Phone 03 9347 9911
What is this procedure and why is it done?
Flexible cystoscopy is a visual examination of the bladder performed by a Urologist. A very small flexible telescope (approx 3mm in diameter) is used. When performed in the treatment room (as an outpatient), only local anaesthetic is required to make passage of the telescope more comfortable. The urethra (urine passage from the bladder) and bladder are fully examined. The urethra in a woman is only 3-4cm in length thereby passage is straightforward and usually very well tolerated.
No fasting or any special preparation is required. On arrival, you will be asked to empty your bladder. An antibiotic dose will be given to prevent infection. After changing into a suitable gown, the nurse will wash the genital region with antiseptic and place local anaesthetic jelly into the urethra to make it numb for the procedure.
The very small telescope (cystoscope) is gently eased into the urethral channel and then into the bladder. This is well tolerated, though there may be a minor degree of discomfort. Once the cystoscope has reached the bladder, the rest of the examination is performed without discomfort. After a complete inspection of the bladder, the urethra is then inspected as the telescope is withdrawn.
Where blood is present in the urine, recurrent infections or irritative conditions of the bladder or urethra are present, it is useful to perform cystoscopy to find out what condition is present and exclude serious causes of bladder symptoms. It is also possible to obtain biopsies and remove some foreign bodies using the flexible cystoscope.
What can I expect afterwards?
After the procedure you will get yourself dressed. Once you are fully dressed, you may be given a treatment plan on the basis of the findings and information will be given to you to get started on that plan of treatment. If required, an appointment will be made for follow-up and an arrangement for any biopsy results to be given to you when available.
What common problems can I expect afterwards?

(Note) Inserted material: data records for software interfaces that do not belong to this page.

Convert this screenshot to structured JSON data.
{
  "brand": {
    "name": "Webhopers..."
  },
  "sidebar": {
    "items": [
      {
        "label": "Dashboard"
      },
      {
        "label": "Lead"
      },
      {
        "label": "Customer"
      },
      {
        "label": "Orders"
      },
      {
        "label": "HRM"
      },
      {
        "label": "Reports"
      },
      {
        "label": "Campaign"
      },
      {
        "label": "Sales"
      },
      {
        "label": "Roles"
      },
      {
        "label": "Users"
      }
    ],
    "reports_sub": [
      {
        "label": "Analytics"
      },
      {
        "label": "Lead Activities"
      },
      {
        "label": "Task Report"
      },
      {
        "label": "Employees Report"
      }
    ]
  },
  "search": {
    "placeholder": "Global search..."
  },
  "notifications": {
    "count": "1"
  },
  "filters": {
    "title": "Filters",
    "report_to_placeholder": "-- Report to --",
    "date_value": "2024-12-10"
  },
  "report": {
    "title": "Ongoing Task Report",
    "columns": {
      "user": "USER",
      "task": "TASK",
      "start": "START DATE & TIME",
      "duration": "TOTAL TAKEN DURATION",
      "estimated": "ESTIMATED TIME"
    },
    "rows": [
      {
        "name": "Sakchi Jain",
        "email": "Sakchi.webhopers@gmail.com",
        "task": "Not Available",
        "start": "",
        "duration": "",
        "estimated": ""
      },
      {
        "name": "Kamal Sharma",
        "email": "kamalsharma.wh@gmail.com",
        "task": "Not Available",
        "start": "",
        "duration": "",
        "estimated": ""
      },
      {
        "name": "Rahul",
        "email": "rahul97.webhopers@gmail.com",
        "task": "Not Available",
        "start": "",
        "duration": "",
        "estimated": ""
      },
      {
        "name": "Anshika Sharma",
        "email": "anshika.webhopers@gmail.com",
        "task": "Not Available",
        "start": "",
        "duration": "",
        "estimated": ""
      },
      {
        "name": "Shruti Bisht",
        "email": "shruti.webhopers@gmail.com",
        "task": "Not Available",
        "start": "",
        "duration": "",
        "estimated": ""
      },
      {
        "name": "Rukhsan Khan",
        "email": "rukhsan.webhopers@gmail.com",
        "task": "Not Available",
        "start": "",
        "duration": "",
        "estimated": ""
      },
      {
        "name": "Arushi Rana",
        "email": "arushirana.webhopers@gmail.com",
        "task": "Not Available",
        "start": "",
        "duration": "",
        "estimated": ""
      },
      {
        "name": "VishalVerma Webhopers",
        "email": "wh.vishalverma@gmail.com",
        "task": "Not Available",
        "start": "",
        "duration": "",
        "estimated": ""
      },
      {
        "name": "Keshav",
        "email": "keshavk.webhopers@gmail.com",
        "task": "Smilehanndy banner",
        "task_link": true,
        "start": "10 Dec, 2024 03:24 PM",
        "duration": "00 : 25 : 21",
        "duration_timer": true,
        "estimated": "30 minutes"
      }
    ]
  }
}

There may be some mild discomfort passing urine afterwards. This has usually resolved by 24 hours. There may be slight bleeding though seeing a lot of blood in the urine is rare. If blood is visible resting and drinking an increased amount of water usually stops the problem. It is rare to experience any significant distress following the procedure. If you have a painful bladder condition the increase in pain which occurs with the procedure is typically short-lived, typically less than two days.